A high-production-value modern TV series from Syfy that – despite bold risks that sometimes pay off and sometimes don’t with a decent cast – ironically plays down the science-fiction & kooky charms of the beloved time-travel original. 7.8/10.
Plot Synopsis: A man from the post-apocalyptic future, Cole uses a dangerous, untested method of time travel to get from 2043 to the present day. He is on a mission to locate and rid the world of the source of the plague that will eventually annihilate the human race. Assisting him is Dr. Cassandra Railly, a virologist who must decide whether to do harm in order to save the world — regardless of the fact that she has taken the Hippocratic oath. The sci-fi series is based on Terry Gilliam’s 1995 film, which starred Bruce Willis as Cole.
*Possible Spoilers Ahead*
The film that arguably popularized Sci-Fi and Time-Travel in general media with A-list Hollywood moviestars, 1995’s 12 Monkeys was a hammerhead achievement in the genre.

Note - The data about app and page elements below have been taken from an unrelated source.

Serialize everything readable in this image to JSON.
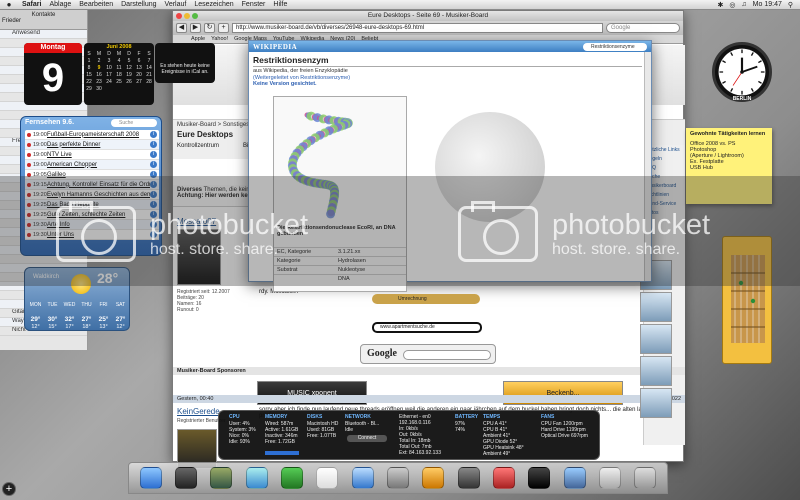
{
  "menubar": {
    "app": "Safari",
    "menus": [
      "Ablage",
      "Bearbeiten",
      "Darstellung",
      "Verlauf",
      "Lesezeichen",
      "Fenster",
      "Hilfe"
    ],
    "clock": "Mo 19:47",
    "disk": "Macintosh HD"
  },
  "contacts": {
    "title": "Kontakte",
    "rows": [
      "Frieder",
      "Anwesend",
      "",
      "",
      "",
      "",
      "",
      "",
      "",
      "",
      "",
      "",
      "",
      "Fremde",
      "",
      "",
      "",
      "",
      "",
      "",
      "",
      "",
      "",
      "",
      "",
      "",
      "",
      "",
      "",
      "",
      "",
      "",
      "Gitarre",
      "Wayne",
      "Nicht erreichbar"
    ]
  },
  "browser": {
    "title": "Eure Desktops - Seite 69 - Musiker-Board",
    "url": "http://www.musiker-board.de/vb/diverses/26948-eure-desktops-69.html",
    "search_placeholder": "Google",
    "bookmarks": [
      "Apple",
      "Yahoo!",
      "Google Maps",
      "YouTube",
      "Wikipedia",
      "News (20)",
      "Beliebt"
    ],
    "breadcrumb": "Musiker-Board > Sonstiges >",
    "thread_title": "Eure Desktops",
    "tabs": [
      "Kontrollzentrum",
      "Bilder"
    ],
    "notice_title": "Diverses",
    "notice_text": "Themen, die keinem a...",
    "notice_warn": "Achtung: Hier werden keine P...",
    "right_links": [
      "Nützliche Links",
      "Regeln",
      "FAQ",
      "Suche",
      "Musikerboard",
      "Richtlinien",
      "Rund-Service",
      "Fotos"
    ],
    "post1": {
      "user": "Moscato07",
      "meta": "Registriert seit: 12.2007\nBeiträge: 20\nNamen: 16\nRunout: 0",
      "body": "rdy. Moscato07"
    },
    "sponsors": "Musiker-Board Sponsoren",
    "ads": [
      "MUSIC xponent",
      "Beckenb..."
    ],
    "post2_date": "Gestern, 00:40",
    "post2_number": "#1022",
    "post2": {
      "user": "KeinGerede",
      "meta": "Registrierter Benutzer",
      "body": "sorry aber ich finde nun laufend neue threads eröffnen weil die anderen ein paar jährchen auf dem buckel haben bringt doch nichts... die alten laufen doch prima"
    }
  },
  "wikipedia": {
    "logo": "WIKIPEDIA",
    "search": "Restriktionsenzyme",
    "title": "Restriktionsenzym",
    "source": "aus Wikipedia, der freien Enzyklopädie",
    "redirect": "(Weitergeleitet von Restriktionsenzyme)",
    "version": "Keine Version gesichtet.",
    "caption": "Die Restriktionsendonuclease EcoRI, an DNA gebunden",
    "infobox": [
      {
        "k": "EC, Kategorie",
        "v": "3.1.21.xx"
      },
      {
        "k": "Kategorie",
        "v": "Hydrolasen"
      },
      {
        "k": "Substrat",
        "v": "Nukleotyse"
      },
      {
        "k": "",
        "v": "DNA"
      }
    ]
  },
  "calendar": {
    "day_name": "Montag",
    "day_number": "9",
    "month": "Juni 2008",
    "weekdays": [
      "S",
      "M",
      "D",
      "M",
      "D",
      "F",
      "S"
    ],
    "days": [
      "",
      "",
      "",
      "",
      "",
      "",
      "",
      "1",
      "2",
      "3",
      "4",
      "5",
      "6",
      "7",
      "8",
      "9",
      "10",
      "11",
      "12",
      "13",
      "14",
      "15",
      "16",
      "17",
      "18",
      "19",
      "20",
      "21",
      "22",
      "23",
      "24",
      "25",
      "26",
      "27",
      "28",
      "29",
      "30",
      "",
      "",
      "",
      "",
      ""
    ],
    "today": "9",
    "events": "Es stehen heute keine Ereignisse in iCal an."
  },
  "tv": {
    "title": "Fernsehen 9.6.",
    "search_placeholder": "Suche",
    "rows": [
      {
        "time": "19:00",
        "show": "Fußball-Europameisterschaft 2008"
      },
      {
        "time": "19:00",
        "show": "Das perfekte Dinner"
      },
      {
        "time": "19:00",
        "show": "NTV Live"
      },
      {
        "time": "19:00",
        "show": "American Chopper"
      },
      {
        "time": "19:05",
        "show": "Galileo"
      },
      {
        "time": "19:15",
        "show": "Achtung, Kontrolle! Einsatz für die Ordnungshüter"
      },
      {
        "time": "19:20",
        "show": "Evelyn Hamanns Geschichten aus dem Leben"
      },
      {
        "time": "19:25",
        "show": "Das Bad / Heppsite"
      },
      {
        "time": "19:25",
        "show": "Gute Zeiten, schlechte Zeiten"
      },
      {
        "time": "19:30",
        "show": "Arte Info"
      },
      {
        "time": "19:30",
        "show": "Unter Uns"
      }
    ]
  },
  "weather": {
    "city": "Waldkirch",
    "temp": "28°",
    "days": [
      "MON",
      "TUE",
      "WED",
      "THU",
      "FRI",
      "SAT"
    ],
    "hi": [
      "29°",
      "30°",
      "32°",
      "27°",
      "25°",
      "27°"
    ],
    "lo": [
      "12°",
      "15°",
      "17°",
      "18°",
      "13°",
      "12°"
    ]
  },
  "istat": {
    "cpu": {
      "h": "CPU",
      "lines": [
        "User: 4%",
        "System: 3%",
        "Nice: 0%",
        "Idle: 93%"
      ]
    },
    "memory": {
      "h": "MEMORY",
      "lines": [
        "Wired: 587m",
        "Active: 1.61GB",
        "Inactive: 346m",
        "Free: 1.72GB"
      ]
    },
    "disks": {
      "h": "DISKS",
      "lines": [
        "Macintosh HD",
        "Used: 81GB",
        "Free: 1.07TB"
      ]
    },
    "network": {
      "h": "NETWORK",
      "lines": [
        "Bluetooth - Bl...",
        "Idle"
      ]
    },
    "ethernet": {
      "lines": [
        "Ethernet - en0",
        "192.168.0.116",
        "In: 0kb/s",
        "Out: 0kb/s",
        "Total In: 18mb",
        "Total Out: 7mb",
        "Ext: 84.163.92.133"
      ]
    },
    "battery": {
      "h": "BATTERY",
      "lines": [
        "97%",
        "74%"
      ]
    },
    "temps": {
      "h": "TEMPS",
      "lines": [
        "CPU A 41°",
        "CPU B 41°",
        "Ambient 41°",
        "GPU Diode 52°",
        "GPU Heatsink 48°",
        "Ambient 49°",
        "Mem Controller 52°",
        "Airport Card 45°"
      ]
    },
    "fans": {
      "h": "FANS",
      "lines": [
        "CPU Fan 1200rpm",
        "Hard Drive 1199rpm",
        "Optical Drive 697rpm"
      ]
    },
    "connect": "Connect"
  },
  "clock": {
    "city": "BERLIN"
  },
  "sticky": {
    "title": "Gewohnte Tätigkeiten lernen",
    "lines": [
      "Office 2008 vs. PS",
      "Photoshop",
      "(Aperture / Lightroom)",
      "Ex. Festplatte",
      "USB Hub"
    ]
  },
  "widgets": {
    "search_hint": "www.apartmentsuche.de",
    "currency": "Umrechnung",
    "google": "Google"
  },
  "watermark": {
    "brand": "photobucket",
    "tagline": "host. store. share."
  }
}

Now, 20 years later, there’s a remake – and, brilliantly, a TV series to expand the mythology and try something completely new. The result is a fine TV series that, of course, can’t compete fully with an Academy Award-nom’d Brad Pitt and Bruce Willis, jaw-dropping plot-twisted, multi-interpretive ending classic movie, but takes just enough risks to spice up the concept while also taking it in exciting, new fleshed-out directions. A high-production-value modern TV series from Syfy that – despite bold risks that sometimes pay off and sometimes don’t with a decent cast – ironically plays down the science-fiction and kooky charms of its beloved original.
For Syfy, the production-value is unbelievably good – the series feels high-budget and able to push the limits of modern technology and CGI/VFX in things like its time-travel sequences into something beautiful from its first paradox slow-mo stopwatch sequence. Dramatically-above most of its subpar visual offerings, the package given to 12 Monkeys certainly does it justice in the ocular department. The score is aptly-cinematic, piggy-backing off its visual package to give blockbuster feel and most of all: thankfully reworking the original cheesy accordion theme nicely into a modern electronic context that gels nicely with its more minimal aesthetic approach here.

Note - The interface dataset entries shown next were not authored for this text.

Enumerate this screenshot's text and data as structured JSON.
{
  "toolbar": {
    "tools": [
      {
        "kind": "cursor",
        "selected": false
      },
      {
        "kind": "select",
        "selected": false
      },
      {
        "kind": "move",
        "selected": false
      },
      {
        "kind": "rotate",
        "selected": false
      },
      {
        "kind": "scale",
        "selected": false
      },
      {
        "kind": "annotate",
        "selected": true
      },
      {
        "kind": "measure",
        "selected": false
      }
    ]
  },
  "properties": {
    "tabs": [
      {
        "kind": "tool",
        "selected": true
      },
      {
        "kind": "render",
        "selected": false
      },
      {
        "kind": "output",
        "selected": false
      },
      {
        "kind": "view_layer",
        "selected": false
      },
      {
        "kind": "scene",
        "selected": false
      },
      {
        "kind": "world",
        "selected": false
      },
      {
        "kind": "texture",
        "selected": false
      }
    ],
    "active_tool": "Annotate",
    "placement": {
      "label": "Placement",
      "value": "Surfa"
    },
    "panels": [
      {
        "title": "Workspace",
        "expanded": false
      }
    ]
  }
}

The actors are pretty good – obviously no competition against the mythic Oscar-level cast of the original film but serviceable in their own right. Aaron Stanford’s Winter Soldier-esque reinterpretation of Cole is clearly the highlight (especially seeing as how, world-famous movie-star and all, Willis seemed a little out of his element there instead of macho-movies like Die Hard), Zeljvko Ivanek’s Leland Goines (given far too little a cameo), Amanda Schull’s unoriginal Felicity Smoak-copy but fine Railly, and Emily Hampshire’s gender-flipped and batsh*t-crazy Je(nn)y Goines. That brings me to the twists and liberties it takes with its source material: there is certainly no lack of imagination it takes in that department. The show does what all reboots, spinoffs, and sequels should: expand the mythology and even reinvent/add to the original lore, and it does deserve serious praise for that, some of them necessary to stretch the 2-hr film into a 4-season series while others just sheer brilliant in reimagining the virus, 12 Monkeys, and story.

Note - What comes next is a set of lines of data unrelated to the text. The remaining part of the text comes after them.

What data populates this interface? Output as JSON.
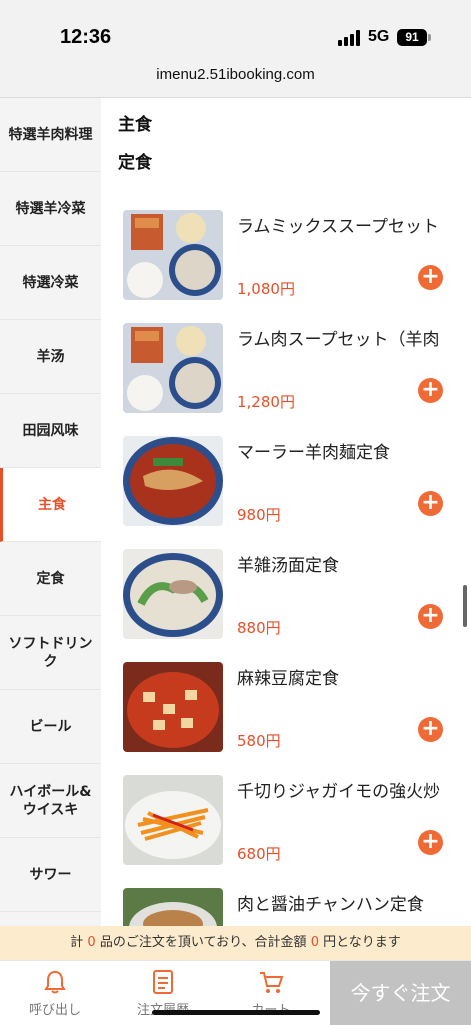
{
  "status_bar": {
    "time": "12:36",
    "network": "5G",
    "battery": "91"
  },
  "url": "imenu2.51ibooking.com",
  "sidebar": {
    "items": [
      {
        "label": "特選羊肉料理",
        "active": false
      },
      {
        "label": "特選羊冷菜",
        "active": false
      },
      {
        "label": "特選冷菜",
        "active": false
      },
      {
        "label": "羊汤",
        "active": false
      },
      {
        "label": "田园风味",
        "active": false
      },
      {
        "label": "主食",
        "active": true
      },
      {
        "label": "定食",
        "active": false
      },
      {
        "label": "ソフトドリンク",
        "active": false
      },
      {
        "label": "ビール",
        "active": false
      },
      {
        "label": "ハイボール&ウイスキ",
        "active": false
      },
      {
        "label": "サワー",
        "active": false
      },
      {
        "label": "",
        "active": false
      }
    ]
  },
  "main": {
    "category_title": "主食",
    "subcategory_title": "定食",
    "items": [
      {
        "name": "ラムミックススープセット",
        "price": "1,080円",
        "image": "lamb-soup-set-photo"
      },
      {
        "name": "ラム肉スープセット（羊肉",
        "price": "1,280円",
        "image": "lamb-soup-set-photo"
      },
      {
        "name": "マーラー羊肉麺定食",
        "price": "980円",
        "image": "spicy-noodle-photo"
      },
      {
        "name": "羊雑汤面定食",
        "price": "880円",
        "image": "white-noodle-soup-photo"
      },
      {
        "name": "麻辣豆腐定食",
        "price": "580円",
        "image": "mapo-tofu-photo"
      },
      {
        "name": "千切りジャガイモの強火炒",
        "price": "680円",
        "image": "shredded-potato-photo"
      },
      {
        "name": "肉と醤油チャンハン定食",
        "price": "",
        "image": "fried-rice-photo"
      }
    ],
    "add_symbol": "+"
  },
  "summary": {
    "prefix": "計",
    "count": "0",
    "middle": "品のご注文を頂いており、合計金額",
    "amount": "0",
    "suffix": "円となります"
  },
  "bottom_nav": {
    "call_label": "呼び出し",
    "history_label": "注文履歴",
    "cart_label": "カート",
    "order_now_label": "今すぐ注文"
  },
  "colors": {
    "accent": "#e8502a",
    "add_button": "#f06a35",
    "summary_bg": "#fcebcd",
    "order_button": "#c2c2c2"
  }
}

For a series on a network called Syfy, it doesn’t lean nearly enough on its S(ci)-F(i) roots – with a bad S1-start that teams-up Cole/Railly too fast and often ignores the most fascinating part of the lore by far: the virus. Perhaps the most disappointing part though is that they erased the multi-interpretability that made the original so jaw-droppingly twisty and evil – with Jones and co. being boxed into a written room of wanting to save humanity instead of the plane-ending of the movie that left it up to ambiguity and them maybe wanting it to happen. The set pieces and design are also strikingly-less imaginative and inspirational – shocking, considering the writer’s room personified the antithesis of it taking the story in all kinds of wild directions.
Overall though, 12 Monkeys is a spirit TV series certainly better than most of the few sci-fi shows out there – and one that differentiates itself quickly from its original while pushing the boundaries (to sometimes good, sometimes great, sometimes bad results, all whom need to have been followed by watching the original film first to fully-appreciate/understand them). A high-production-value modern TV series from Syfy that – despite bold risks that sometimes pay off and sometimes don’t with a decent cast – ironically plays down the science-fiction & kooky charms of the beloved original. This 13th Monkey at least adds something to the franchise and lore, although the original is still ~far-superior.
Official CLC Score: 7.8/10